How can you tell if your pet has an ear problem?
Some signs are more obvious than others, but there may be an issue with your pet’s ears if:-
- They become “headshy” or are excessively scratching and rubbing their ears
- Frequent shaking of head or ear twitching
- Bleeding from ear canal
- Loss of balance
- Ears are reddened
- There is abnormal or increased levels of discharge from the ears (it’s usual to have a small amount of wax in the ears)
- Ears have become smelly
What can cause common ear and eye problems?
- Breed of dog – Certain dog breeds are predisposed to ear complaints, so if you have one of these breeds, this is an area you may have to pay more attention to on an ongoing basis. Dogs with long floppy (‘pendulous’) ears such as Spaniels, Setters or Bloodhounds are at particular risk, as are dogs with hairy ear canals such as Miniature Poodles and Schnauzers. Other breeds, including Basset Hounds, Pugs, Westies, Bulldogs and Lhasa Apsos may be susceptible to dry eye.
- Allergies – Your pet may suffer from on-going or seasonal allergies to pollen. Ear problems are often the first signs that your pet may actually have a skin allergy.
- Ear Mites – These parasites live on the skin’s surface, particularly in the ear canal. They’re transferred between animals on contact and eggs and mites can persist for several months as the life cycle of a mite takes approximately 21 days to complete.
How can you treat ear problems?
It’s not generally advisable to keep poking and prodding around in ears, but you should be aware of your pet’s general day to day behaviour and if you see some of the signs outlined above starting, or upon inspection, their ears are different to normal, you should contact your vet for advice.

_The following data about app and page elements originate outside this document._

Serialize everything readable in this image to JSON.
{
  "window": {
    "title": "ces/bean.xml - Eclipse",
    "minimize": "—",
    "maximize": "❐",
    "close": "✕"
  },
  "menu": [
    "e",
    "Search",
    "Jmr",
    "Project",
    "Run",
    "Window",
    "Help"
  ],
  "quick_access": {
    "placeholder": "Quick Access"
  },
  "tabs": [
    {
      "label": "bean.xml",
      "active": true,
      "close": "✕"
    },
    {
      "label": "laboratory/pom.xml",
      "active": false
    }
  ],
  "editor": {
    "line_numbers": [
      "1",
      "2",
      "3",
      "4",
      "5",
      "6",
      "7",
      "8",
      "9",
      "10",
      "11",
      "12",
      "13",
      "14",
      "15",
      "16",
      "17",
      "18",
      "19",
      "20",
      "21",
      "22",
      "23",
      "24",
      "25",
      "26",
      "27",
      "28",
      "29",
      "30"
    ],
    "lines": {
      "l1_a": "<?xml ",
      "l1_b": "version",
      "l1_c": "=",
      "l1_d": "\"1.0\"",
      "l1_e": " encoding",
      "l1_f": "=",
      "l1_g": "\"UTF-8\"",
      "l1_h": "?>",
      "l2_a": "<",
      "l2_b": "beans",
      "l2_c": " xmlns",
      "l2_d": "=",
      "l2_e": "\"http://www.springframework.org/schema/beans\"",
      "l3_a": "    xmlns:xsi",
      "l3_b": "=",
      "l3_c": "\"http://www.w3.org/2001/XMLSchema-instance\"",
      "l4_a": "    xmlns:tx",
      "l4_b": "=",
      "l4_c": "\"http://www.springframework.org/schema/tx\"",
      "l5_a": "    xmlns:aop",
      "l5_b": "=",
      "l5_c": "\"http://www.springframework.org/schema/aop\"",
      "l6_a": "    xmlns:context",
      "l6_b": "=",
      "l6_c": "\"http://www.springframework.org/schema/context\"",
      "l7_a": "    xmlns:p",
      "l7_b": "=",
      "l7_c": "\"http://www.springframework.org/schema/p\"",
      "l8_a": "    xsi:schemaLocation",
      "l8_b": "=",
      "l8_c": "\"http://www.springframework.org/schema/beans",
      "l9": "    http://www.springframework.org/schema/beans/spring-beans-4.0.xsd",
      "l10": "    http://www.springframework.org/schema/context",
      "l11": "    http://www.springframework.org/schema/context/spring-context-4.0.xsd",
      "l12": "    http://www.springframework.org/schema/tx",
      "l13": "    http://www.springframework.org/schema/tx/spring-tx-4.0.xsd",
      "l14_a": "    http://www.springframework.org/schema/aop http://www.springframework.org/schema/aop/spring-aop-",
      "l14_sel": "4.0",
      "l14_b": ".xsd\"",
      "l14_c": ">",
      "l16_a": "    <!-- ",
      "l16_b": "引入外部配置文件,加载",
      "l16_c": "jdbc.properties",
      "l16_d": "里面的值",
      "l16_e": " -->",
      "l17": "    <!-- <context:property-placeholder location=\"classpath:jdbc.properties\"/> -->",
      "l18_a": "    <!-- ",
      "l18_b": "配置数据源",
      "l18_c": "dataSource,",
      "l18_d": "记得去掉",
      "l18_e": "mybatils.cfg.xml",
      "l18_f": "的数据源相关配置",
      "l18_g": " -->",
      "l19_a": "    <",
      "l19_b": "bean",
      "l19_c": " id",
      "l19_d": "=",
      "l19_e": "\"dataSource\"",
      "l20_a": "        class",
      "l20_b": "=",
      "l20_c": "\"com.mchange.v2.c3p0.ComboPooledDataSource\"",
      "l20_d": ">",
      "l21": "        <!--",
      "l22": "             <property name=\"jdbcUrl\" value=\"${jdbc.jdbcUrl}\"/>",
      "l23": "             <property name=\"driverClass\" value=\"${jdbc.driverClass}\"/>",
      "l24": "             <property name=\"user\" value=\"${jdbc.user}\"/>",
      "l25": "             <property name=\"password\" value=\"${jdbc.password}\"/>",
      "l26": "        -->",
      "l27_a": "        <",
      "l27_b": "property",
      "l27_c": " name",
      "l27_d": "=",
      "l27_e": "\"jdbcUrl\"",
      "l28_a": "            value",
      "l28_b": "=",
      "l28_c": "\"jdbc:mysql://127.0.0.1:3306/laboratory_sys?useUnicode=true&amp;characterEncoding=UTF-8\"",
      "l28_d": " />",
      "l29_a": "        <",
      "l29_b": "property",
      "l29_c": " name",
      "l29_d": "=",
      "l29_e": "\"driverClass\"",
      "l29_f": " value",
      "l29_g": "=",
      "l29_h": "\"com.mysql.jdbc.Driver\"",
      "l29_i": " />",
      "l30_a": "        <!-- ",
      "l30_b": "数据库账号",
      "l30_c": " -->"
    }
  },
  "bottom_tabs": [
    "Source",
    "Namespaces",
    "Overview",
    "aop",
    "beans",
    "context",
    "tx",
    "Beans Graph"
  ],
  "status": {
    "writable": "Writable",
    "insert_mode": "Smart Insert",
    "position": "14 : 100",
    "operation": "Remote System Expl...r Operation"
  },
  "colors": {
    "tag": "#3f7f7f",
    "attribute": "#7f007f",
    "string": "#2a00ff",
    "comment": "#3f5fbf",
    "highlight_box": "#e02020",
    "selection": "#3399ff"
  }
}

If you have a breed prone to ear infections, your vet will advise you on how best to manage their ear health on a routine basis. Providing there is no infection or allergy, there are regular ear health products your vet could discuss with you.
If your cat or dog has ear mites, they will require treatment which could last for a few weeks and your vet will prescribe something for those.
Allergies may take a little longer to identify, but vets may start by suggesting a change in diet to a sensitive skin recipe and offer some immediate relief and/or treatment if your pet has caused damage to their skin.
How can you treat eye problems?
Any injuries or soreness to the eyes really should be checked out by your vet asap.
Again, if you have a specific breed that suffers from dry eyes or you’re advised of this by your vet, there are regular, generally available eye drops or gels you can use to help your pet, but ask your vet first as to what might be suitable for your pet.
As usual, if you ever have any concerns about changes to your pet, ears, eyes or otherwise, please consult your vet for advice as soon as you can.